The movie also takes a brilliant dig at the importance of money in today's time. That scene on the dining table is a gem, where how the attention shifts from the canadian-groom-to-be to Lucky, when he says that he is shortly going to open a restaurant. What a beautiful way to say that, We have started valuing money more than the individuals. Also, a thing about the way Banerjee shows Lucky vs the Rest of the society. Yes, Lucky is a chor, there is no doubting that fact. But, what about the rest of us? How pure the rest of the society is? Kyun lalach kar rahi ho madam. Apka to imitation tha, wo to maine phen diya. Ye inka hai. The man besides the lady now says, Dekha na, Yeh hai sacha aadmi. For some reason, I just couldn’t laugh on that line. It shook me. Completely. Then, that scene which is reminiscent of Lucky's childhood,when Mr. Handa's son wants to ride on Skoda. Mr.Handa declines saying, Dekho pehle apki chadega,phir kahega papa le ke do. Main kahunga beta go to hell, phir churaega, aise hi shuru hota hai. The expression on Abhay Deol's face is worth a million bucks.

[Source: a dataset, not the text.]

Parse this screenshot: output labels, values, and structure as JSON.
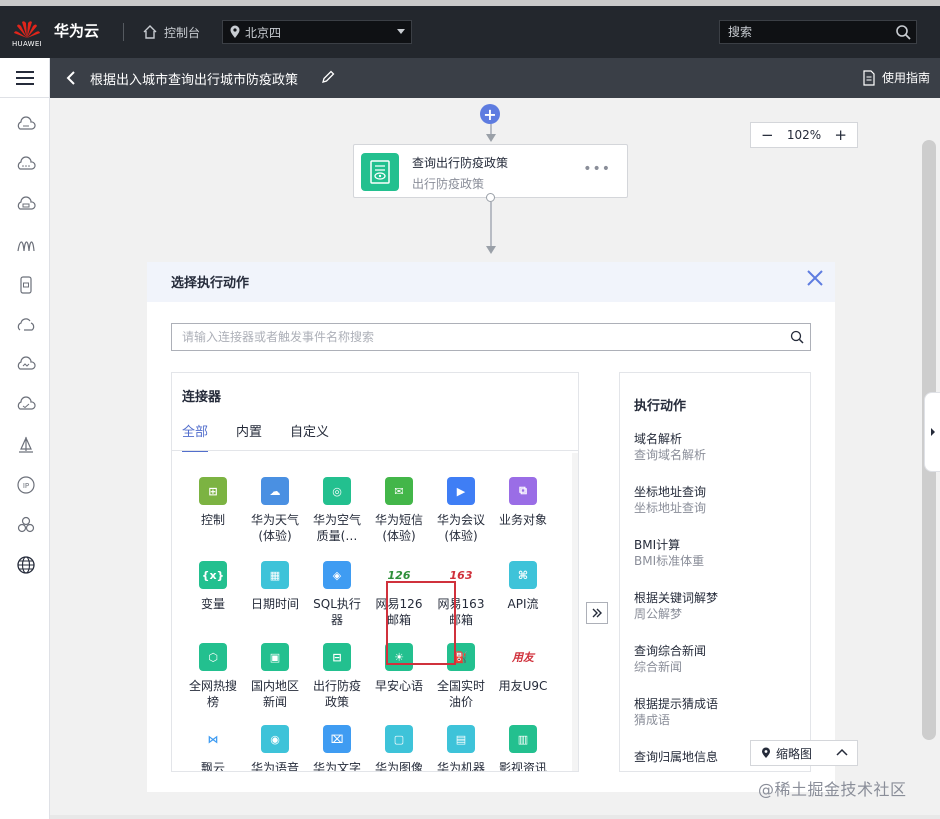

Abhay Deol is one actor who keeps outdoing himself, with every performance of his. he has launched himself into a completely different territory, and he need not be worried about any perfectionist, any big or small B, nor about any King or Queen Khan. He has carved a unique place in this industry. Expectations would be soaring high from his banner, the Forbidden Films.

Dibakar Banerjee. What the fuck you have made? And why? You have shown us the mirror and I hate to see that. Why will you not get the Best Director Award at the Uncle-Aunty Awards (read Filmfare Awards)? Not that it matters to any genuine cinema lovers, but still. It is about the best movie of this year. And that Oye Lucky Lucky Oye surely is. It doesn't require the certification of any 'family' awards.

This post is an entry to the Reel-Life Bloggers contest organized by